--- WORK REQUIRED ---
All records are to be reproduced verbatim, with images omitted.

--- LISTED RECORDS ---
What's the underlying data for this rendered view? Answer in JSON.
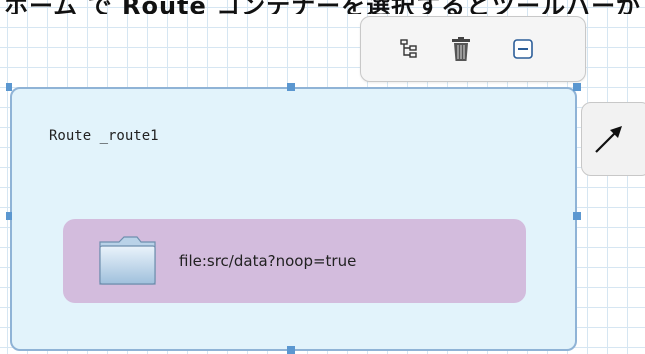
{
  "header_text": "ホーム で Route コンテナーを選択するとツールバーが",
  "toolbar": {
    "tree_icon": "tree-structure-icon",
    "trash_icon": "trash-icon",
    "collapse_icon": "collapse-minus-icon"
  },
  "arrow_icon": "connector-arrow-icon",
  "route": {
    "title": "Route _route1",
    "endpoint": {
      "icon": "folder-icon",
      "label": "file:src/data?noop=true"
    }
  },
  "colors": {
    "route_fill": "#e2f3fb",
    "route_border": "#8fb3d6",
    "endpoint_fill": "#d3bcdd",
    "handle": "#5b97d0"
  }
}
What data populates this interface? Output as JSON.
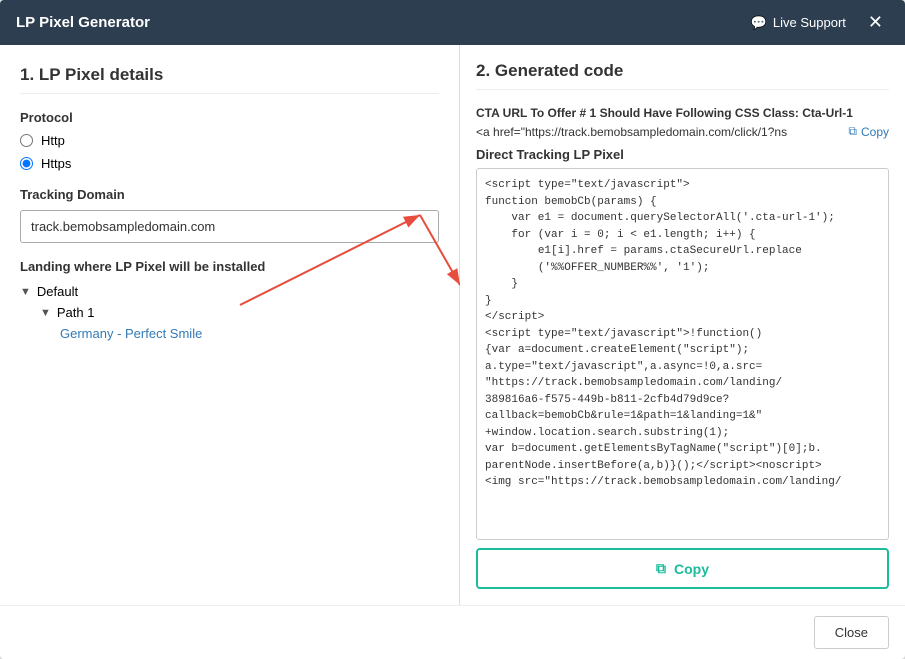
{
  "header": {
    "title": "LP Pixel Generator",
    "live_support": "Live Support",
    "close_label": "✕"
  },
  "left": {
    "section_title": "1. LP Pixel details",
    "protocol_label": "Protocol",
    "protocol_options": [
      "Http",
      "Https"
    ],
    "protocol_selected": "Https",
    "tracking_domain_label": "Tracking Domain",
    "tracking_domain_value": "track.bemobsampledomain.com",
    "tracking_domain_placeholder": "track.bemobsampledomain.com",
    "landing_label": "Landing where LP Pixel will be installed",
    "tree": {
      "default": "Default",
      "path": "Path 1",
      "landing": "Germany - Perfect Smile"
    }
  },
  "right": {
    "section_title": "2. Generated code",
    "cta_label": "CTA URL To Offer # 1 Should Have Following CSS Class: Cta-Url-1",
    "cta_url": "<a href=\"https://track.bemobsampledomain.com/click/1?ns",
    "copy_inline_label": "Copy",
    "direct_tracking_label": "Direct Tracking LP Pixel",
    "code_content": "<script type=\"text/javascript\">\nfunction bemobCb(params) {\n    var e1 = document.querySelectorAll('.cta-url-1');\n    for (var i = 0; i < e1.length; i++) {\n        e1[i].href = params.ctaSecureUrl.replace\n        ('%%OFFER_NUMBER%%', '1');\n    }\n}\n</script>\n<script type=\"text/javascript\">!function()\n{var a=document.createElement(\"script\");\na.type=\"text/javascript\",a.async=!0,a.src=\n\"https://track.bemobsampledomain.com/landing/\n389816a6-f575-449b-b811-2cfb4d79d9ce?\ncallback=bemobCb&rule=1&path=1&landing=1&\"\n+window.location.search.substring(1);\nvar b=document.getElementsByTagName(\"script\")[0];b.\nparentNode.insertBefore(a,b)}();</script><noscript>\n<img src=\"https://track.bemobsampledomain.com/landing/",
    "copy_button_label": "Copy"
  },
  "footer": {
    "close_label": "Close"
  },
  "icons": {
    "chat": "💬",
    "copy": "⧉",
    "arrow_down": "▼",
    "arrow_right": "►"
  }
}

--- EXERCISE RESULT ---
What's the underlying data for this rendered view? Answer in JSON.
{
  "header_text": "ホーム で Route コンテナーを選択するとツールバーが",
  "toolbar": {
    "tree_icon": "tree-structure-icon",
    "trash_icon": "trash-icon",
    "collapse_icon": "collapse-minus-icon"
  },
  "arrow_icon": "connector-arrow-icon",
  "route": {
    "title": "Route _route1",
    "endpoint": {
      "icon": "folder-icon",
      "label": "file:src/data?noop=true"
    }
  },
  "colors": {
    "route_fill": "#e2f3fb",
    "route_border": "#8fb3d6",
    "endpoint_fill": "#d3bcdd",
    "handle": "#5b97d0"
  }
}
What data populates this interface? Output as JSON.
{
  "header": {
    "title": "LP Pixel Generator",
    "live_support": "Live Support",
    "close_label": "✕"
  },
  "left": {
    "section_title": "1. LP Pixel details",
    "protocol_label": "Protocol",
    "protocol_options": [
      "Http",
      "Https"
    ],
    "protocol_selected": "Https",
    "tracking_domain_label": "Tracking Domain",
    "tracking_domain_value": "track.bemobsampledomain.com",
    "tracking_domain_placeholder": "track.bemobsampledomain.com",
    "landing_label": "Landing where LP Pixel will be installed",
    "tree": {
      "default": "Default",
      "path": "Path 1",
      "landing": "Germany - Perfect Smile"
    }
  },
  "right": {
    "section_title": "2. Generated code",
    "cta_label": "CTA URL To Offer # 1 Should Have Following CSS Class: Cta-Url-1",
    "cta_url": "<a href=\"https://track.bemobsampledomain.com/click/1?ns",
    "copy_inline_label": "Copy",
    "direct_tracking_label": "Direct Tracking LP Pixel",
    "code_content": "<script type=\"text/javascript\">\nfunction bemobCb(params) {\n    var e1 = document.querySelectorAll('.cta-url-1');\n    for (var i = 0; i < e1.length; i++) {\n        e1[i].href = params.ctaSecureUrl.replace\n        ('%%OFFER_NUMBER%%', '1');\n    }\n}\n</script>\n<script type=\"text/javascript\">!function()\n{var a=document.createElement(\"script\");\na.type=\"text/javascript\",a.async=!0,a.src=\n\"https://track.bemobsampledomain.com/landing/\n389816a6-f575-449b-b811-2cfb4d79d9ce?\ncallback=bemobCb&rule=1&path=1&landing=1&\"\n+window.location.search.substring(1);\nvar b=document.getElementsByTagName(\"script\")[0];b.\nparentNode.insertBefore(a,b)}();</script><noscript>\n<img src=\"https://track.bemobsampledomain.com/landing/",
    "copy_button_label": "Copy"
  },
  "footer": {
    "close_label": "Close"
  },
  "icons": {
    "chat": "💬",
    "copy": "⧉",
    "arrow_down": "▼",
    "arrow_right": "►"
  }
}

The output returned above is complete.